-- Records shown --
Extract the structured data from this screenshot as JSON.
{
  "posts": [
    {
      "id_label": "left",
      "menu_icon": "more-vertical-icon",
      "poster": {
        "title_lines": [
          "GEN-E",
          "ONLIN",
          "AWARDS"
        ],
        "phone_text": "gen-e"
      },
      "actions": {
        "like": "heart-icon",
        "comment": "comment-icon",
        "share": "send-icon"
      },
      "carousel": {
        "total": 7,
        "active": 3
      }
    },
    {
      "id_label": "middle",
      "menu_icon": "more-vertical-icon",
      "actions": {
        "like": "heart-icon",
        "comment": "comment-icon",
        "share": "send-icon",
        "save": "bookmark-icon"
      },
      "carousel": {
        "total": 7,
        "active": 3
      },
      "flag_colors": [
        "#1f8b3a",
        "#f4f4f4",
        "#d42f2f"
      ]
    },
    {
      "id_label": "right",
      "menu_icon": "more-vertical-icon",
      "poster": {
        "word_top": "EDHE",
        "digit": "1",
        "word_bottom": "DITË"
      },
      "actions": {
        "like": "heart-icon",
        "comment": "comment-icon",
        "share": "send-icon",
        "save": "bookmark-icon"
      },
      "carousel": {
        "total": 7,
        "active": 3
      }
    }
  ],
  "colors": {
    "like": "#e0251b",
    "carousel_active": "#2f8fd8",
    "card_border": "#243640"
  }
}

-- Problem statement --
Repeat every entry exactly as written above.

-- Your response --
Extract the structured data from this screenshot as JSON.
{
  "posts": [
    {
      "id_label": "left",
      "menu_icon": "more-vertical-icon",
      "poster": {
        "title_lines": [
          "GEN-E",
          "ONLIN",
          "AWARDS"
        ],
        "phone_text": "gen-e"
      },
      "actions": {
        "like": "heart-icon",
        "comment": "comment-icon",
        "share": "send-icon"
      },
      "carousel": {
        "total": 7,
        "active": 3
      }
    },
    {
      "id_label": "middle",
      "menu_icon": "more-vertical-icon",
      "actions": {
        "like": "heart-icon",
        "comment": "comment-icon",
        "share": "send-icon",
        "save": "bookmark-icon"
      },
      "carousel": {
        "total": 7,
        "active": 3
      },
      "flag_colors": [
        "#1f8b3a",
        "#f4f4f4",
        "#d42f2f"
      ]
    },
    {
      "id_label": "right",
      "menu_icon": "more-vertical-icon",
      "poster": {
        "word_top": "EDHE",
        "digit": "1",
        "word_bottom": "DITË"
      },
      "actions": {
        "like": "heart-icon",
        "comment": "comment-icon",
        "share": "send-icon",
        "save": "bookmark-icon"
      },
      "carousel": {
        "total": 7,
        "active": 3
      }
    }
  ],
  "colors": {
    "like": "#e0251b",
    "carousel_active": "#2f8fd8",
    "card_border": "#243640"
  }
}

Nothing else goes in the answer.